▶ _Exercise brief_:
Whenever a line in the entries below includes the string "title", count that line. Report the total alone.

▶ _Material for this task_:

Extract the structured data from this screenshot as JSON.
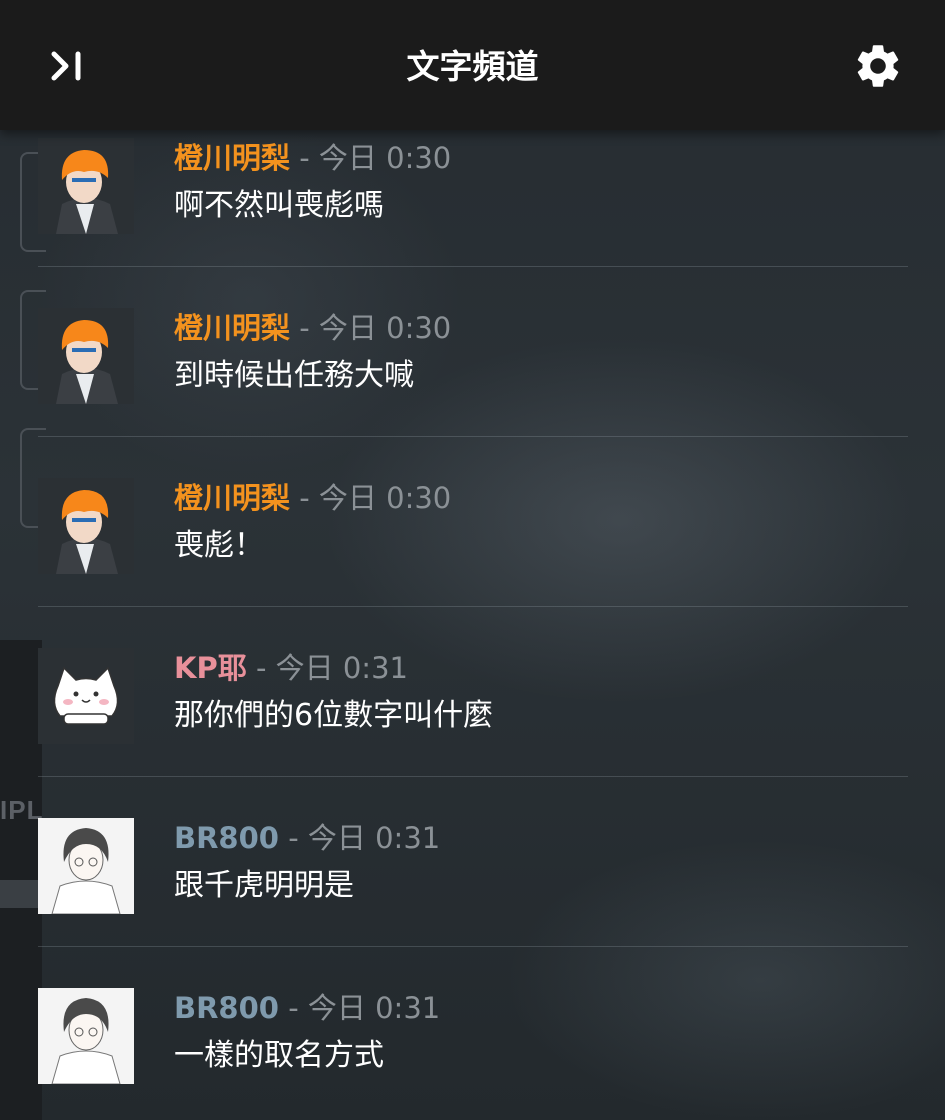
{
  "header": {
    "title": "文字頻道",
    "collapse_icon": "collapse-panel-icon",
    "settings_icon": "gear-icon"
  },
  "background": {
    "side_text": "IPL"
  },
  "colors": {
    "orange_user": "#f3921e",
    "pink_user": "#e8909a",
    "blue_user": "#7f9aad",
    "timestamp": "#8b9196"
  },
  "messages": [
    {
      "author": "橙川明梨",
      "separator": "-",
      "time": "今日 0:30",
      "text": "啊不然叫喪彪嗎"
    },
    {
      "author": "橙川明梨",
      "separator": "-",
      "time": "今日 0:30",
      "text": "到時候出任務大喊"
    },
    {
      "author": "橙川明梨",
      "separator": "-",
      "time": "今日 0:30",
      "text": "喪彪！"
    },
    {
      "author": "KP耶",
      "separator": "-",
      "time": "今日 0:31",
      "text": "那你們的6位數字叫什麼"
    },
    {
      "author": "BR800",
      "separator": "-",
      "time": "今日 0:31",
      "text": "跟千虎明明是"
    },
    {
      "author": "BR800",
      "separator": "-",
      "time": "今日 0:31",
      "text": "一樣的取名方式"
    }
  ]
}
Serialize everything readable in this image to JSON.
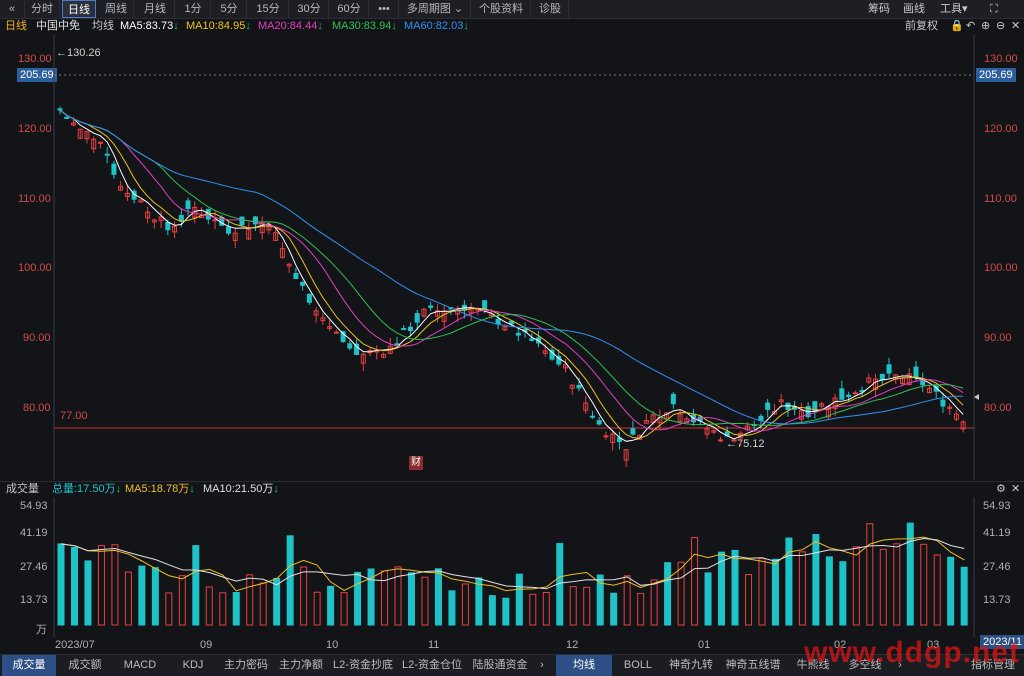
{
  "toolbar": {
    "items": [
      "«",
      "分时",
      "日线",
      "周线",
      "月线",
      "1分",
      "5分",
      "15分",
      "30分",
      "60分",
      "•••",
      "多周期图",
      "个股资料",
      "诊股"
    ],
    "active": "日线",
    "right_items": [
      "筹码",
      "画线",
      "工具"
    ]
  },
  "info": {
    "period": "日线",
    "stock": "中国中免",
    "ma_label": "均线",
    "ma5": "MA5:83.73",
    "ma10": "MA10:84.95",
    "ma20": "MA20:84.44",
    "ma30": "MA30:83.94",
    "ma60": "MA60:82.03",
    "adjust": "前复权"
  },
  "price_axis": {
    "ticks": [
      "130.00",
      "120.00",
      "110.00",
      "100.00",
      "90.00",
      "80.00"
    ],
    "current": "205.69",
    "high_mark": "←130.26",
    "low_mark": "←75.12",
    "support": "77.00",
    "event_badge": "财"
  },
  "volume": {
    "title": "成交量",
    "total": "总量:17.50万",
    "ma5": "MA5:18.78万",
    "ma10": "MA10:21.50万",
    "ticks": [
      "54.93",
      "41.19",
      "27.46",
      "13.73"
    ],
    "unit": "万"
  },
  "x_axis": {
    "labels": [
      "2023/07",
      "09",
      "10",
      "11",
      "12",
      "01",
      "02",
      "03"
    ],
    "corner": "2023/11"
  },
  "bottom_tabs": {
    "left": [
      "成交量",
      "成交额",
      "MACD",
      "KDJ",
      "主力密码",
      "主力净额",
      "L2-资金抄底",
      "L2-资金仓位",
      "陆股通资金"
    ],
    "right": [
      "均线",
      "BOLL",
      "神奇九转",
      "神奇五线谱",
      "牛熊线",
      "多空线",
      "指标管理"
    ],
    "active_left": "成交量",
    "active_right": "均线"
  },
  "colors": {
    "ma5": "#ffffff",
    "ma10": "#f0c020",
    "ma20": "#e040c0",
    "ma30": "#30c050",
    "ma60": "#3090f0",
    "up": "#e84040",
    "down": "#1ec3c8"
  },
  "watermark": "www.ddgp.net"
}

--

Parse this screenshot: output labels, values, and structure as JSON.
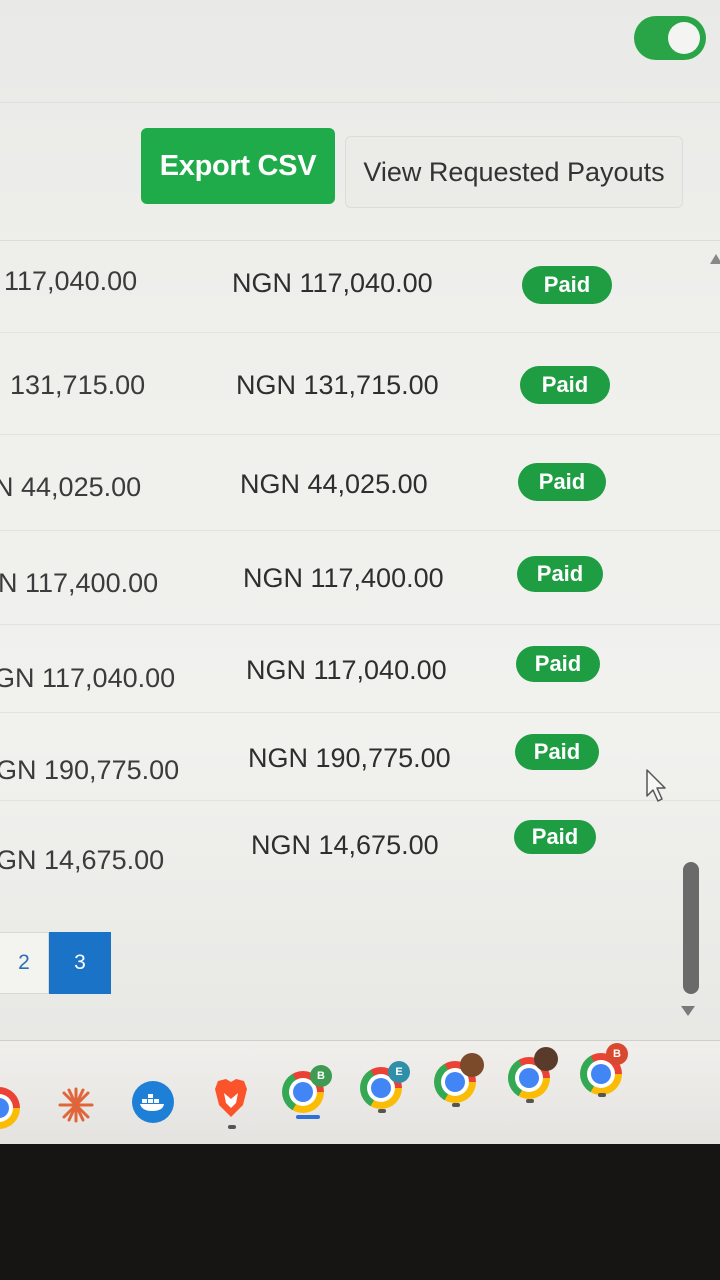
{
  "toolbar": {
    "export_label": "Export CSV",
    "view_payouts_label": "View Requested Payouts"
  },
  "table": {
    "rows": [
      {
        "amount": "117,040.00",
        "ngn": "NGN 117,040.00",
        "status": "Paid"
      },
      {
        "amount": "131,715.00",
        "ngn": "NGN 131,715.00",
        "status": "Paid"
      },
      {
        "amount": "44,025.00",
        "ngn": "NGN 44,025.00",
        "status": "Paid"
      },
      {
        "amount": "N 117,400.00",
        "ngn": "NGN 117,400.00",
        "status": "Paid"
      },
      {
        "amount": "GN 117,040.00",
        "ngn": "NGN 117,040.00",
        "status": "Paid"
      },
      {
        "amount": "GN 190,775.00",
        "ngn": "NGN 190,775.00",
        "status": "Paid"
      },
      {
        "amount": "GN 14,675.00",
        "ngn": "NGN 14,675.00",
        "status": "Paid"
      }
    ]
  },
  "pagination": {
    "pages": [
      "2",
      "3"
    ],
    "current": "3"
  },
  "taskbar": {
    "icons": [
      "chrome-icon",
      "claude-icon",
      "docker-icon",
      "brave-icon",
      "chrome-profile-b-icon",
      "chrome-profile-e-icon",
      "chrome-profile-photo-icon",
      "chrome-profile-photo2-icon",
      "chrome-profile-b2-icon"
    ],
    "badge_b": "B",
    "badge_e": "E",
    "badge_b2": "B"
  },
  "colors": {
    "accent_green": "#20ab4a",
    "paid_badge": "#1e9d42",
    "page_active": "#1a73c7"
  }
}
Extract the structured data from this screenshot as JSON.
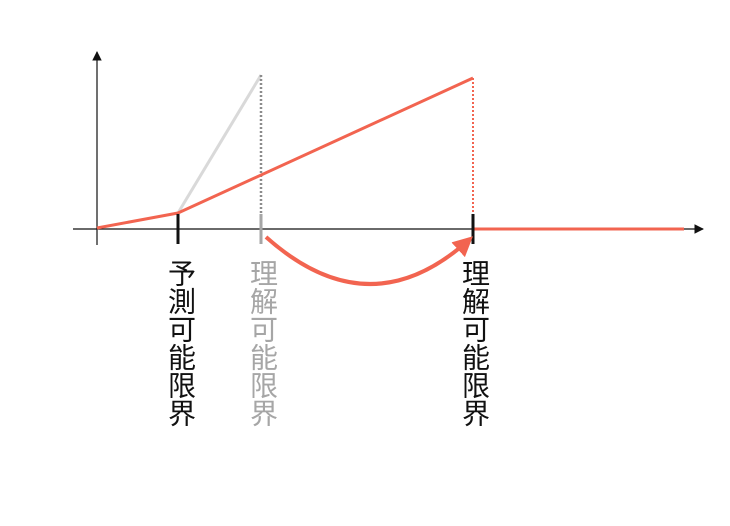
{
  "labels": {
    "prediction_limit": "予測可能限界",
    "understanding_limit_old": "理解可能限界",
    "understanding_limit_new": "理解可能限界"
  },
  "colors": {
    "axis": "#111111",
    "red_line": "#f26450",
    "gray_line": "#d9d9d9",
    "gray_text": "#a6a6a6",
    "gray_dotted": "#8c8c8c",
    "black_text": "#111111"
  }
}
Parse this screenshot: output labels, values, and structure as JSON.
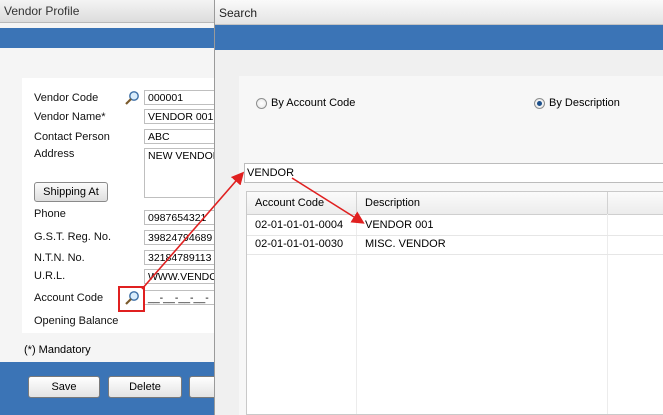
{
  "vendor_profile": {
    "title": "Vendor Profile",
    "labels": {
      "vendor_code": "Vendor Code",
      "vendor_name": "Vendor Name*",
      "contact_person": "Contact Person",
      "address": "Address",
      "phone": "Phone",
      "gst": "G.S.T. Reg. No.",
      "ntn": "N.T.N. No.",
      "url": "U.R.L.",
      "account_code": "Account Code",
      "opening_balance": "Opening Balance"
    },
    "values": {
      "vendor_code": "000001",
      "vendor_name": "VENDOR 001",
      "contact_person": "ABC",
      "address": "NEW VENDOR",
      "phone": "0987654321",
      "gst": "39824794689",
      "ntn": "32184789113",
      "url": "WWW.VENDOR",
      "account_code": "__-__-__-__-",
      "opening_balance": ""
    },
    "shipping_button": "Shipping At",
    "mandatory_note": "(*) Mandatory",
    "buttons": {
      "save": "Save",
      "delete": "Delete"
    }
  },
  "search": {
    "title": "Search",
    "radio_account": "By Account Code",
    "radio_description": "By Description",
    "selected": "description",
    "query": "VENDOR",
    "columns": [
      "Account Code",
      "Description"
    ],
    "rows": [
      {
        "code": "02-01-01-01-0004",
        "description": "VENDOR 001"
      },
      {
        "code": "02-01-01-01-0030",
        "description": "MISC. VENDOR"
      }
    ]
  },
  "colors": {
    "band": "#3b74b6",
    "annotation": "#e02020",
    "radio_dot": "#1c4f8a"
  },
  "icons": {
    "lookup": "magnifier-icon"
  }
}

▶ _Solution below_:
4